In addition the entitlement to claim writing down allowances on any residual expenditure was also withdrawn from those dates (see CA43400).

Expenditure incurred before 1 April 2013 (corporation tax) and before 6 April 2013 (income tax)

To qualify for the allowance the flats must be available for short-term letting in order to qualify for FCA. Allowances are not available if the flats that are created are high value CA43250. The property in which the flats are situated must have been built before 1980. Conversion or renovation works in an extension to a property built before 1980 that are completed by 31 December 2000 can also qualify for FCA.

The property must not have more than 4 storeys above the ground floor.
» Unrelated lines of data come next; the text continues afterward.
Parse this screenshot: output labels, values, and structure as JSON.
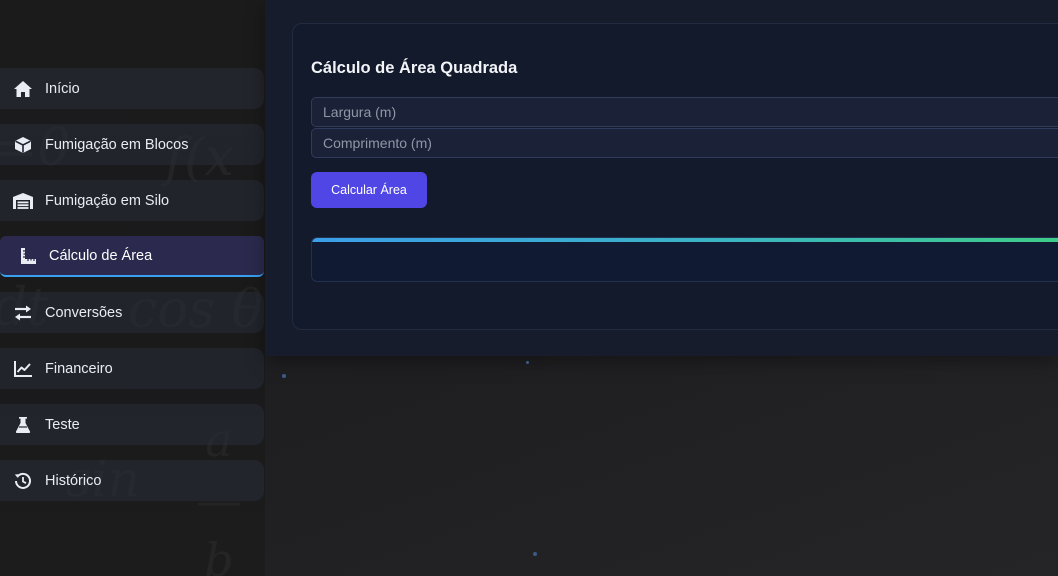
{
  "sidebar": {
    "items": [
      {
        "label": "Início",
        "icon": "home-icon"
      },
      {
        "label": "Fumigação em Blocos",
        "icon": "cube-icon"
      },
      {
        "label": "Fumigação em Silo",
        "icon": "warehouse-icon"
      },
      {
        "label": "Cálculo de Área",
        "icon": "ruler-icon",
        "active": true
      },
      {
        "label": "Conversões",
        "icon": "exchange-arrows-icon"
      },
      {
        "label": "Financeiro",
        "icon": "line-chart-icon"
      },
      {
        "label": "Teste",
        "icon": "flask-icon"
      },
      {
        "label": "Histórico",
        "icon": "history-icon"
      }
    ],
    "accent_color": "#3aa0f0"
  },
  "main": {
    "card_title": "Cálculo de Área Quadrada",
    "width_field": {
      "placeholder": "Largura (m)",
      "value": ""
    },
    "length_field": {
      "placeholder": "Comprimento (m)",
      "value": ""
    },
    "calculate_button": "Calcular Área",
    "result_text": ""
  },
  "colors": {
    "button": "#4f46e5",
    "result_bar_start": "#3b9ee8",
    "result_bar_end": "#3fcf83"
  }
}
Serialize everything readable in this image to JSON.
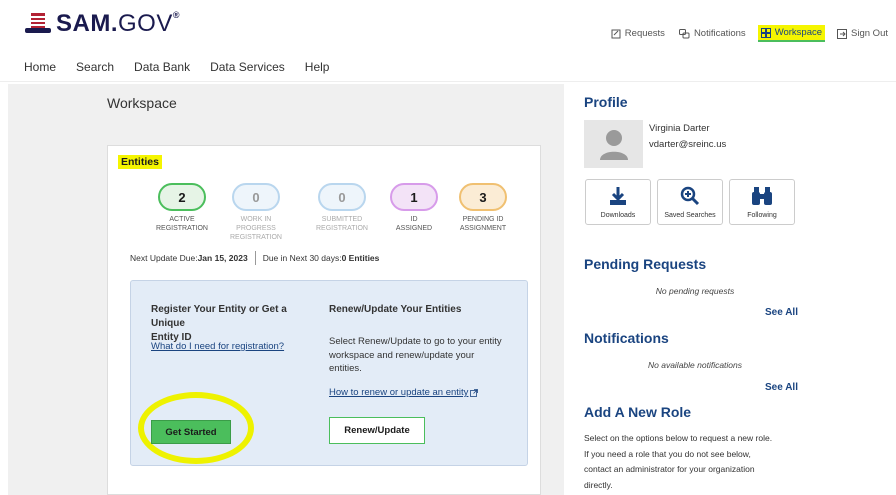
{
  "header": {
    "logo_main": "SAM.",
    "logo_gov": "GOV",
    "logo_reg": "®",
    "util_nav": [
      {
        "label": "Requests",
        "icon": "requests-icon"
      },
      {
        "label": "Notifications",
        "icon": "notifications-icon"
      },
      {
        "label": "Workspace",
        "icon": "workspace-icon"
      },
      {
        "label": "Sign Out",
        "icon": "signout-icon"
      }
    ]
  },
  "main_nav": [
    "Home",
    "Search",
    "Data Bank",
    "Data Services",
    "Help"
  ],
  "workspace": {
    "title": "Workspace",
    "entities_label": "Entities",
    "stats": [
      {
        "value": "2",
        "label1": "ACTIVE",
        "label2": "REGISTRATION"
      },
      {
        "value": "0",
        "label1": "WORK IN PROGRESS",
        "label2": "REGISTRATION"
      },
      {
        "value": "0",
        "label1": "SUBMITTED",
        "label2": "REGISTRATION"
      },
      {
        "value": "1",
        "label1": "ID",
        "label2": "ASSIGNED"
      },
      {
        "value": "3",
        "label1": "PENDING ID",
        "label2": "ASSIGNMENT"
      }
    ],
    "next_update_prefix": "Next Update Due: ",
    "next_update_date": "Jan 15, 2023",
    "due_prefix": "Due in Next 30 days: ",
    "due_value": "0 Entities",
    "register": {
      "heading_line1": "Register Your Entity or Get a Unique",
      "heading_line2": "Entity ID",
      "link": "What do I need for registration?",
      "button": "Get Started"
    },
    "renew": {
      "heading": "Renew/Update Your Entities",
      "text_line1": "Select Renew/Update to go to your entity",
      "text_line2": "workspace and renew/update your",
      "text_line3": "entities.",
      "link": "How to renew or update an entity",
      "button": "Renew/Update"
    }
  },
  "profile": {
    "title": "Profile",
    "name": "Virginia Darter",
    "email": "vdarter@sreinc.us",
    "tiles": [
      "Downloads",
      "Saved Searches",
      "Following"
    ]
  },
  "pending": {
    "title": "Pending Requests",
    "empty": "No pending requests",
    "see_all": "See All"
  },
  "notifications": {
    "title": "Notifications",
    "empty": "No available notifications",
    "see_all": "See All"
  },
  "add_role": {
    "title": "Add A New Role",
    "line1": "Select on the options below to request a new role.",
    "line2": "If you need a role that you do not see below,",
    "line3": "contact an administrator for your organization",
    "line4": "directly."
  },
  "colors": {
    "accent_blue": "#1a4480",
    "highlight_yellow": "#f5f500",
    "button_green": "#4bbe5c"
  }
}
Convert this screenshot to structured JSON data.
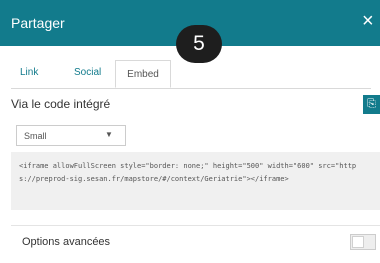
{
  "header": {
    "title": "Partager",
    "close_icon": "×",
    "close_icon_name": "close-icon",
    "accent_color": "#127b8c"
  },
  "step_badge": "5",
  "tabs": [
    {
      "label": "Link",
      "active": false
    },
    {
      "label": "Social",
      "active": false
    },
    {
      "label": "Embed",
      "active": true
    }
  ],
  "embed": {
    "section_title": "Via le code intégré",
    "copy_icon": "⎘",
    "copy_icon_name": "copy-icon",
    "size_select": {
      "value": "Small",
      "caret": "▼"
    },
    "code": "<iframe allowFullScreen style=\"border: none;\" height=\"500\" width=\"600\" src=\"https://preprod-sig.sesan.fr/mapstore/#/context/Geriatrie\"></iframe>"
  },
  "options": {
    "label": "Options avancées",
    "toggle_on": false
  }
}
An attic counts towards this total if it can be lived in.

It must appear that, when the property was constructed, the floors above the ground floor were primarily for residential use. These upper floors must have been either unoccupied, or used only for storage, for at least one year before the conversion work starts. If part of the upper floors satisfies this test, and part does not the conversion expenditure is apportioned. For example, a shop may have three floors above the ground floor that were primarily for residential use when the property was constructed. If two of those floors had been unoccupied for 2 years before conversion work began and one had been used as an office, you should apportion any conversion expenditure that relates to all three floors.
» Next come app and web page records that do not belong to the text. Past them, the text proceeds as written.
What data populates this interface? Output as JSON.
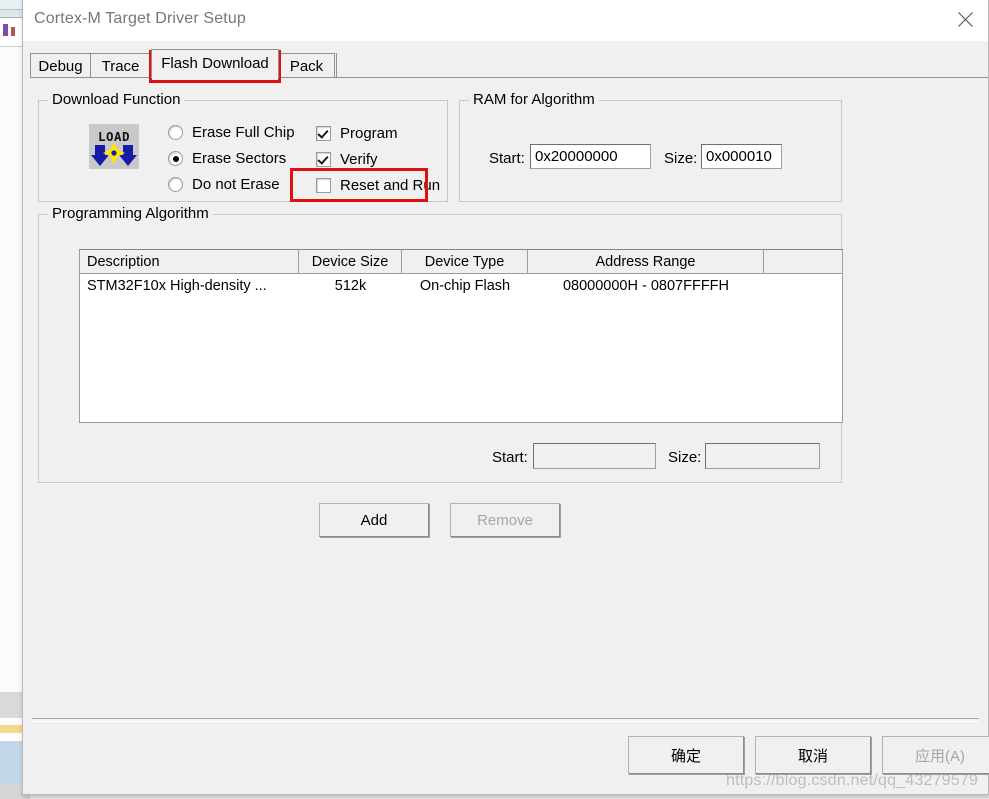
{
  "window": {
    "title": "Cortex-M Target Driver Setup",
    "close_icon": "close-icon"
  },
  "tabs": [
    {
      "label": "Debug",
      "selected": false
    },
    {
      "label": "Trace",
      "selected": false
    },
    {
      "label": "Flash Download",
      "selected": true
    },
    {
      "label": "Pack",
      "selected": false
    }
  ],
  "download_function": {
    "title": "Download Function",
    "icon_label": "LOAD",
    "erase_options": [
      {
        "label": "Erase Full Chip",
        "selected": false
      },
      {
        "label": "Erase Sectors",
        "selected": true
      },
      {
        "label": "Do not Erase",
        "selected": false
      }
    ],
    "checkboxes": [
      {
        "label": "Program",
        "checked": true
      },
      {
        "label": "Verify",
        "checked": true
      },
      {
        "label": "Reset and Run",
        "checked": false
      }
    ]
  },
  "ram_for_algorithm": {
    "title": "RAM for Algorithm",
    "start_label": "Start:",
    "start_value": "0x20000000",
    "size_label": "Size:",
    "size_value": "0x000010"
  },
  "programming_algorithm": {
    "title": "Programming Algorithm",
    "columns": [
      "Description",
      "Device Size",
      "Device Type",
      "Address Range",
      ""
    ],
    "rows": [
      {
        "description": "STM32F10x High-density ...",
        "device_size": "512k",
        "device_type": "On-chip Flash",
        "address_range": "08000000H - 0807FFFFH"
      }
    ],
    "start_label": "Start:",
    "start_value": "",
    "size_label": "Size:",
    "size_value": "",
    "add_label": "Add",
    "remove_label": "Remove"
  },
  "footer": {
    "ok_label": "确定",
    "cancel_label": "取消",
    "apply_label": "应用(A)"
  },
  "watermark": "https://blog.csdn.net/qq_43279579",
  "colors": {
    "annotation": "#e01010",
    "dialog_bg": "#f0f0f0",
    "title_text": "#767676"
  }
}
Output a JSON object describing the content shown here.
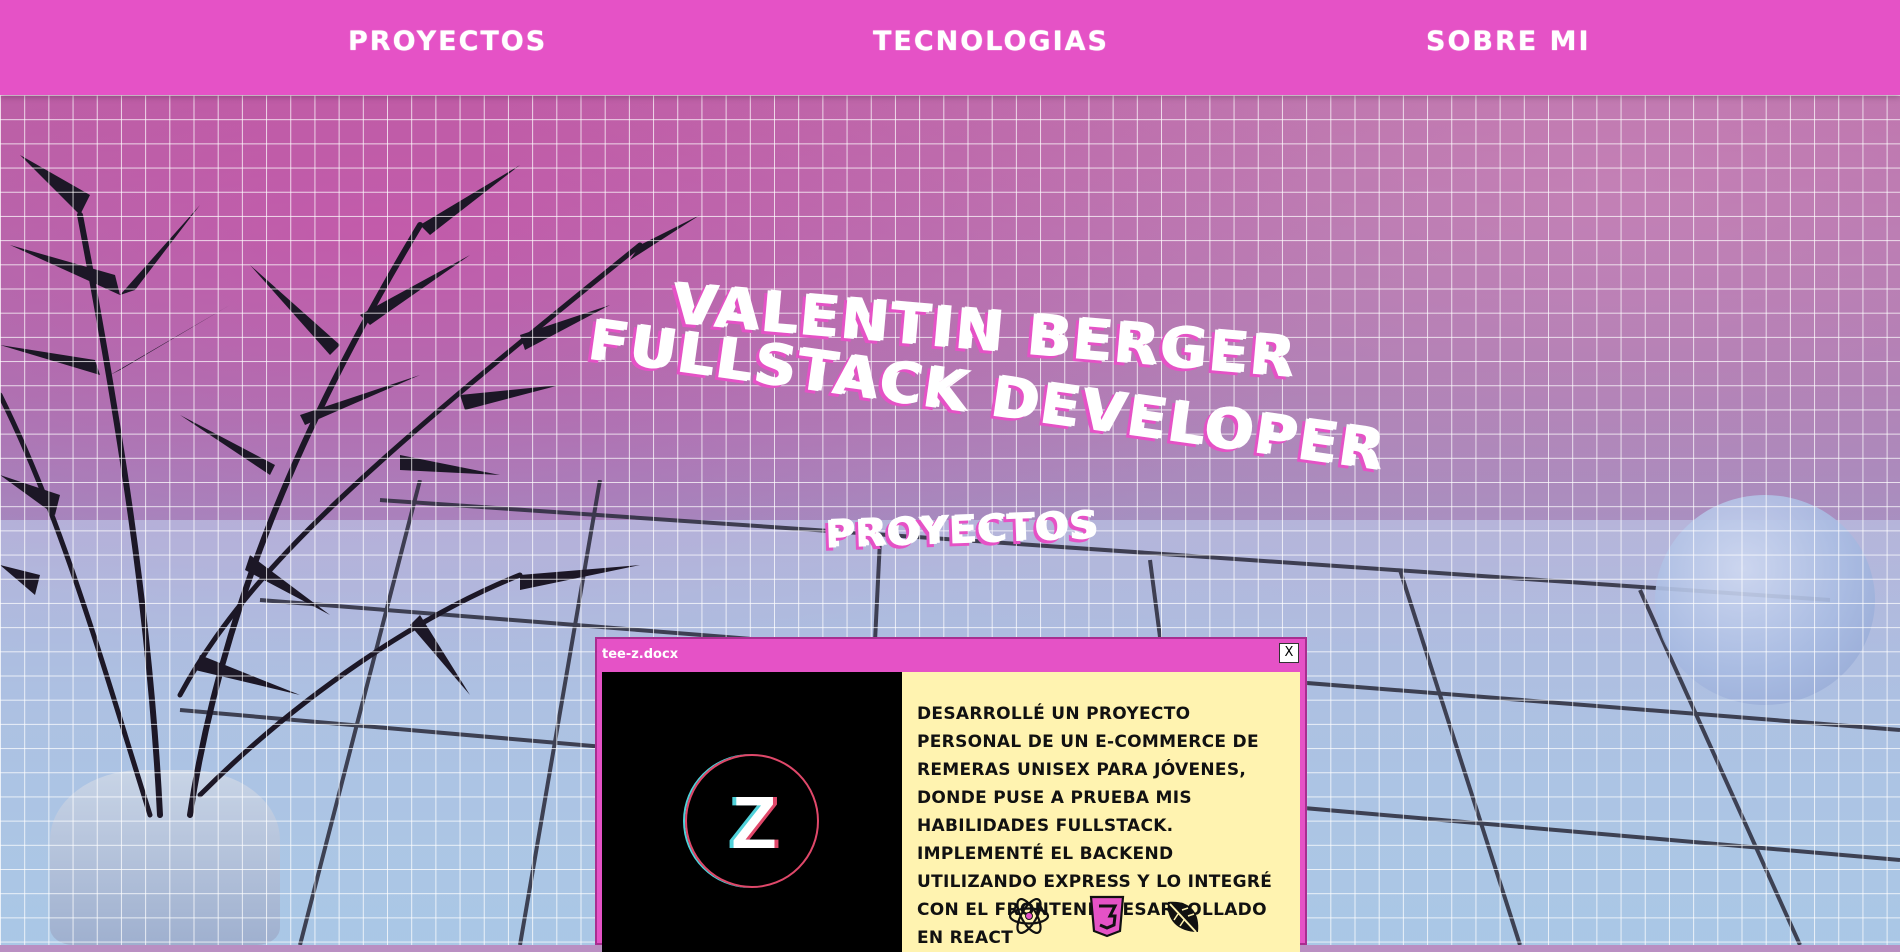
{
  "nav": {
    "items": [
      {
        "label": "PROYECTOS"
      },
      {
        "label": "TECNOLOGIAS"
      },
      {
        "label": "SOBRE MI"
      }
    ]
  },
  "hero": {
    "name": "VALENTIN BERGER",
    "role": "FULLSTACK DEVELOPER"
  },
  "projects": {
    "section_title": "PROYECTOS",
    "window": {
      "filename": "tee-z.docx",
      "close_label": "X",
      "logo_letter": "Z",
      "description": "Desarrollé un proyecto personal de un e-commerce de remeras unisex para jóvenes, donde puse a prueba mis habilidades fullstack. Implementé el backend utilizando Express y lo integré con el frontend desarrollado en React",
      "tech_icons": [
        "react-icon",
        "css3-icon",
        "leaf-icon"
      ]
    }
  },
  "colors": {
    "accent": "#e552c6",
    "window_body": "#fff3b0"
  }
}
A person who incurs qualifying expenditure in respect of a qualifying flat and who has the relevant interest in the flat can claim FCA.

A flat is a dwelling that forms part of a building, is a separate set of premises and is divided horizontally from another part of a building. A flat can be on more than one floor.

A dwelling is a building or part of a building occupied or intended to be occupied as a separate dwelling.

In the FCA legislation, lease includes an agreement for a lease, but only where the term to be covered by the lease has begun, and any tenancy. It does not include a mortgage.

In Scotland leasehold interest means the interest of a tenant in property subject to a lease.

The scheme is very generous in that the allowance is 100% of the qualifying expenditure. Qualifying expenditure CA43150 is capital expenditure incurred in connection with the conversion of a qualifying building CA43200.

The scheme is very like the IBA scheme in that:

  • FCA goes to the person that holds the relevant interest, and
  • there is a balancing adjustment if the relevant interest is sold or the flat ceases to be held for letting out.

But there are differences:

  • where there is a transfer of the relevant interest there is a recovery of allowances given but the person to whom the relevant interest is transferred cannot claim FCA.
  • the allowances are not recovered if an event takes place more than 7 years from the time the flat is suitable for letting.

Example: Rick runs a café-bar. It is in the ground floor of a 3-storey building that was built 100 years ago. When the building was constructed, the first and second floors were for the proprietor’s accommodation. Rick has a 75-year lease of the building. He uses the first floor for storage. He does not use the second floor. In the tax year 2004/05 he converts the second floor into a flat for letting. Rick can claim an allowance equal to the whole of the conversion costs in 2004/05. If he transfers the lease of the building to Sam he can avoid a clawback of the FCA claimed in 2004/05 by not doing the transfer until after 5 April 2012.